### WHAT YOU HAVE TO DO
Exactly as they appear, set down all of the records.

_ _ _

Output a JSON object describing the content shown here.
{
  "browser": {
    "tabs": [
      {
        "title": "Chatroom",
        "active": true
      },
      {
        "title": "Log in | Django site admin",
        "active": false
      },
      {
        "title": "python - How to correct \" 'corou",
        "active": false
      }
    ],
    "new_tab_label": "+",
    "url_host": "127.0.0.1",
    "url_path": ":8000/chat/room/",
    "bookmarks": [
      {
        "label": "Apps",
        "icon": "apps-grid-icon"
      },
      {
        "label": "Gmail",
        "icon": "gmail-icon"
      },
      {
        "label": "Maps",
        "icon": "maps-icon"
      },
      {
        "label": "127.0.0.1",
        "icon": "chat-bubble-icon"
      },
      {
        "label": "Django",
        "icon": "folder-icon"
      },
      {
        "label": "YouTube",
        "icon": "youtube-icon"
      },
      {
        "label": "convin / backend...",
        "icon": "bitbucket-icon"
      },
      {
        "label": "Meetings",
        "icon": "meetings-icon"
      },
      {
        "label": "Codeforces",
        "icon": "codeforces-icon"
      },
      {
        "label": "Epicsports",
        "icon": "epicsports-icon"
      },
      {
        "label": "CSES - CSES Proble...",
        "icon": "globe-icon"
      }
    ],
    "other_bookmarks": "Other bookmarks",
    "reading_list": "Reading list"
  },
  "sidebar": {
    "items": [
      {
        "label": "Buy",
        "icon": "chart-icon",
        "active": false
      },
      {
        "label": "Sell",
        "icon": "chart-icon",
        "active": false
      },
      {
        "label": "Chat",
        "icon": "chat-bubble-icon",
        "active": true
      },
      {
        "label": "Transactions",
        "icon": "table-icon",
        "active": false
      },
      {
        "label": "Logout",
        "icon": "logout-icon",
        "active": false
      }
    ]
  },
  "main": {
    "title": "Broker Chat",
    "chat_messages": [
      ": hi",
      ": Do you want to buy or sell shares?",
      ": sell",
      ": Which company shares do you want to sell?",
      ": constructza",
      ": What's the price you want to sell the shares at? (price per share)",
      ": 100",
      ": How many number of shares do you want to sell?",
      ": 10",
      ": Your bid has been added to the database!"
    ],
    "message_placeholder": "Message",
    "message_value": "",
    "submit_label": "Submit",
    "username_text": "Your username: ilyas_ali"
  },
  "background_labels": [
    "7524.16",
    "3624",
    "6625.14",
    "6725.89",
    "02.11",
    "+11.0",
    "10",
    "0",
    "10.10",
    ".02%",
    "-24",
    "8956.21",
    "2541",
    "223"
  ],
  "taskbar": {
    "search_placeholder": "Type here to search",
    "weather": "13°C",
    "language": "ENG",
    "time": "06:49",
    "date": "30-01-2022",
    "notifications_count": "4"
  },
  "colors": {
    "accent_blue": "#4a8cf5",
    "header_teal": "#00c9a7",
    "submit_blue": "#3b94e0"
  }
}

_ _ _

### FINAL ANSWER
Output a JSON object describing the content shown here.
{
  "browser": {
    "tabs": [
      {
        "title": "Chatroom",
        "active": true
      },
      {
        "title": "Log in | Django site admin",
        "active": false
      },
      {
        "title": "python - How to correct \" 'corou",
        "active": false
      }
    ],
    "new_tab_label": "+",
    "url_host": "127.0.0.1",
    "url_path": ":8000/chat/room/",
    "bookmarks": [
      {
        "label": "Apps",
        "icon": "apps-grid-icon"
      },
      {
        "label": "Gmail",
        "icon": "gmail-icon"
      },
      {
        "label": "Maps",
        "icon": "maps-icon"
      },
      {
        "label": "127.0.0.1",
        "icon": "chat-bubble-icon"
      },
      {
        "label": "Django",
        "icon": "folder-icon"
      },
      {
        "label": "YouTube",
        "icon": "youtube-icon"
      },
      {
        "label": "convin / backend...",
        "icon": "bitbucket-icon"
      },
      {
        "label": "Meetings",
        "icon": "meetings-icon"
      },
      {
        "label": "Codeforces",
        "icon": "codeforces-icon"
      },
      {
        "label": "Epicsports",
        "icon": "epicsports-icon"
      },
      {
        "label": "CSES - CSES Proble...",
        "icon": "globe-icon"
      }
    ],
    "other_bookmarks": "Other bookmarks",
    "reading_list": "Reading list"
  },
  "sidebar": {
    "items": [
      {
        "label": "Buy",
        "icon": "chart-icon",
        "active": false
      },
      {
        "label": "Sell",
        "icon": "chart-icon",
        "active": false
      },
      {
        "label": "Chat",
        "icon": "chat-bubble-icon",
        "active": true
      },
      {
        "label": "Transactions",
        "icon": "table-icon",
        "active": false
      },
      {
        "label": "Logout",
        "icon": "logout-icon",
        "active": false
      }
    ]
  },
  "main": {
    "title": "Broker Chat",
    "chat_messages": [
      ": hi",
      ": Do you want to buy or sell shares?",
      ": sell",
      ": Which company shares do you want to sell?",
      ": constructza",
      ": What's the price you want to sell the shares at? (price per share)",
      ": 100",
      ": How many number of shares do you want to sell?",
      ": 10",
      ": Your bid has been added to the database!"
    ],
    "message_placeholder": "Message",
    "message_value": "",
    "submit_label": "Submit",
    "username_text": "Your username: ilyas_ali"
  },
  "background_labels": [
    "7524.16",
    "3624",
    "6625.14",
    "6725.89",
    "02.11",
    "+11.0",
    "10",
    "0",
    "10.10",
    ".02%",
    "-24",
    "8956.21",
    "2541",
    "223"
  ],
  "taskbar": {
    "search_placeholder": "Type here to search",
    "weather": "13°C",
    "language": "ENG",
    "time": "06:49",
    "date": "30-01-2022",
    "notifications_count": "4"
  },
  "colors": {
    "accent_blue": "#4a8cf5",
    "header_teal": "#00c9a7",
    "submit_blue": "#3b94e0"
  }
}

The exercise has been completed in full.